Understand Currency Risk: Unlike many of the previous downturns, the relative purchasing power of different currencies is in the heart of this crisis. Hence people who are exposed to currencies like US Dollar, Euro, Brazilian real etc need to be aware of this fact and accordingly hedge themselves. It's difficult to predict whether hegemony of US dollar would end or not in the next few years but surely it's not a safe haven and should not be looked at like that. When the liquidity is sucked out, first reaction of the financial world might be to move to safe haven of US Dollar but soon they would realize that it's a ‘financial cliff'. Again, gold is not a safe haven. Chances of the world moving back to gold as the under-lying asset is very remote and the new standard would most probably be based on a basket of commodities/currencies.
Understand Cross Country Trade Risk: At the heart of current financial crisis is the currency risk and hence we should be very aware of cross country trade risk if we are into international trade or similar business. Proper hedging tools should be used for international transaction. Remember that one might be right about the movement of currency but one needs to get the timing also right which generally is much more difficult. Lot of people in the world are predicting that the US dollar would eventually crash and most probably they would be right but nobody is able to predict when and that's the crucial part. During the 2007 crisis, many people incurred heavy currency losses because they were betting against the US dollar while the currency appreciated as it was considered a safe haven.
If I have scared you, I must make it clear that this is not the end of the world. The economy always goes through such economic cycles every 5–7 years. People who prepare themselves well for the downturn are able to make most of the upturn. This downturn would be in many ways a blessing in disguise for India. Crash in commodity prices would lower our import bill of crude which will solve the current account deficit problem and also reduce our subsidy burden. Relative strengthening of the Indian rupee against developed country currency like US dollar and the euro will help us retain our talented manpower in India and utilise their talent to build domestic consumption focused industries. For example, an industry like infrastructure would be able to attract the much needed engineers who today are keener to work for IT assignments for foreign clients. While you are making investments in shares today, go for companies which are focused on domestic consumption specially those who are importing large part of the input commodity.
Remember in our life time we would see many such economic cycles. The art is to survive the bad times so that we can make most of the good times. By playing safe today you might not make as much money as your neighbor is making by leveraging, but at the same time, unlike your neighbor you would not lose everything that you have earned, when the bubble burst. Anybody can be ‘the king of good times', the real test is when the tide turn.

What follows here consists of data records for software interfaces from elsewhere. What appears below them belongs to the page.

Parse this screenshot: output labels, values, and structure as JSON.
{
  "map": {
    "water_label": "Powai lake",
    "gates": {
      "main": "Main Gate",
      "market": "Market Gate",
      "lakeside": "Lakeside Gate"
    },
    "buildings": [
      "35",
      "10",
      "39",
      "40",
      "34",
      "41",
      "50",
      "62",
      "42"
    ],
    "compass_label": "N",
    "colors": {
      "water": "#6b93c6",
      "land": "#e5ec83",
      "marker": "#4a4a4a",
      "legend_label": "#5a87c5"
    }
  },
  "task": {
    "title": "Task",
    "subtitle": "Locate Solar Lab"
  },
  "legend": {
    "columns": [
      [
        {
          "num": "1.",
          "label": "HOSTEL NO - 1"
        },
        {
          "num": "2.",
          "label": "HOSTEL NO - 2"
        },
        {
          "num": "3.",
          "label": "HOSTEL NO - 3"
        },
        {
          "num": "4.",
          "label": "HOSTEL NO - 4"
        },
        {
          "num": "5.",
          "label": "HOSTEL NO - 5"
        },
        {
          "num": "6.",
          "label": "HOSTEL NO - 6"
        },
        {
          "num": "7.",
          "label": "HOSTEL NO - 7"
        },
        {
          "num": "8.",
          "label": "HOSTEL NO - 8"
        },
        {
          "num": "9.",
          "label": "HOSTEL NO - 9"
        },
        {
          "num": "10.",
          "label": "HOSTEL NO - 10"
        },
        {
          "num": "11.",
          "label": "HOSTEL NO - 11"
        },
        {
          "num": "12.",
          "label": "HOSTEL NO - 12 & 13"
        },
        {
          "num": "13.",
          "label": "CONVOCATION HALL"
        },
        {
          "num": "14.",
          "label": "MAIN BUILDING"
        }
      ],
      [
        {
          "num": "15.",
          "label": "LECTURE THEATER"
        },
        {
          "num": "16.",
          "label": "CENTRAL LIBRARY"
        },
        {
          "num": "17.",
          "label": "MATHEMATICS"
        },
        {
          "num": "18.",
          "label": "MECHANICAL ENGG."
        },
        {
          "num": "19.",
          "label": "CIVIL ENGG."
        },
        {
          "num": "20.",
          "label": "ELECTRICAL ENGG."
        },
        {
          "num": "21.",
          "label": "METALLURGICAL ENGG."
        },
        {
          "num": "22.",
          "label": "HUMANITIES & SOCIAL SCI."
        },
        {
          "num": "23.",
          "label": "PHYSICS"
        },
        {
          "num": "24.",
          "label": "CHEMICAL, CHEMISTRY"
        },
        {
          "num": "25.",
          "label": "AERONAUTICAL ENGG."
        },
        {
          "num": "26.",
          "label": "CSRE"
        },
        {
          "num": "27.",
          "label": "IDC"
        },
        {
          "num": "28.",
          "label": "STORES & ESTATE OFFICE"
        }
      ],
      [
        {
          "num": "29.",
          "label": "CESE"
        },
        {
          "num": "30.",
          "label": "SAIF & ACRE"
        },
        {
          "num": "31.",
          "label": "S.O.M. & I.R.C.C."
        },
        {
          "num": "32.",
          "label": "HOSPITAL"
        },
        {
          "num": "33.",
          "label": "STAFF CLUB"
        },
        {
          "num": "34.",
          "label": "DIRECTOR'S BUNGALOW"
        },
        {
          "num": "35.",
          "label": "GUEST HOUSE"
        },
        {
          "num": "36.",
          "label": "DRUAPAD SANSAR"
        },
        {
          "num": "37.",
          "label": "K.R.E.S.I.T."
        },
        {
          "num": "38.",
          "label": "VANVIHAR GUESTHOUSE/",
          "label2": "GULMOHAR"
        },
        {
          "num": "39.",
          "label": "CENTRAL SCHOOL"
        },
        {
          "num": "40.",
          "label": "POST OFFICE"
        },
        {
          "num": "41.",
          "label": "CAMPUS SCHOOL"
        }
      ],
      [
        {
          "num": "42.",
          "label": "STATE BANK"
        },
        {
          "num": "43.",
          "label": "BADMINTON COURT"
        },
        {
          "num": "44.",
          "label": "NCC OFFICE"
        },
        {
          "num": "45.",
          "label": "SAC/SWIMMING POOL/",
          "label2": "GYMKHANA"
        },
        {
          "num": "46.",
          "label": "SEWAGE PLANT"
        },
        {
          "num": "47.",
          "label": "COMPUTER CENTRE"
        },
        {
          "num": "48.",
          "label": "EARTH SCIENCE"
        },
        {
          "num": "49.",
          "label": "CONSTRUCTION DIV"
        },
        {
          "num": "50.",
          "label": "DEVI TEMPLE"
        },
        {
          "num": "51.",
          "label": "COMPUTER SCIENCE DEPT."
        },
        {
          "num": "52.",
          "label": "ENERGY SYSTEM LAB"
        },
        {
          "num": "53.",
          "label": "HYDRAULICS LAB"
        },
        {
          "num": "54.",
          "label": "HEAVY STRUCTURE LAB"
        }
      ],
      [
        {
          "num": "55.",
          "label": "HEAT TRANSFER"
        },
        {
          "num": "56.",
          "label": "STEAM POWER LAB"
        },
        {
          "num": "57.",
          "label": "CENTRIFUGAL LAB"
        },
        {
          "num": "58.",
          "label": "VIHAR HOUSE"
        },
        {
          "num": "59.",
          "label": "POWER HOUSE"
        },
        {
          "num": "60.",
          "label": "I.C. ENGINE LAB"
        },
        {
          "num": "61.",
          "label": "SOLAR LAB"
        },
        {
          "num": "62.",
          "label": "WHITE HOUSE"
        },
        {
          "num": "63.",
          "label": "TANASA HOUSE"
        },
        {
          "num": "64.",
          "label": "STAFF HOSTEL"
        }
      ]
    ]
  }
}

(The author is VP, Finance and Gas Business of H-Energy, a Hiranandani Group company)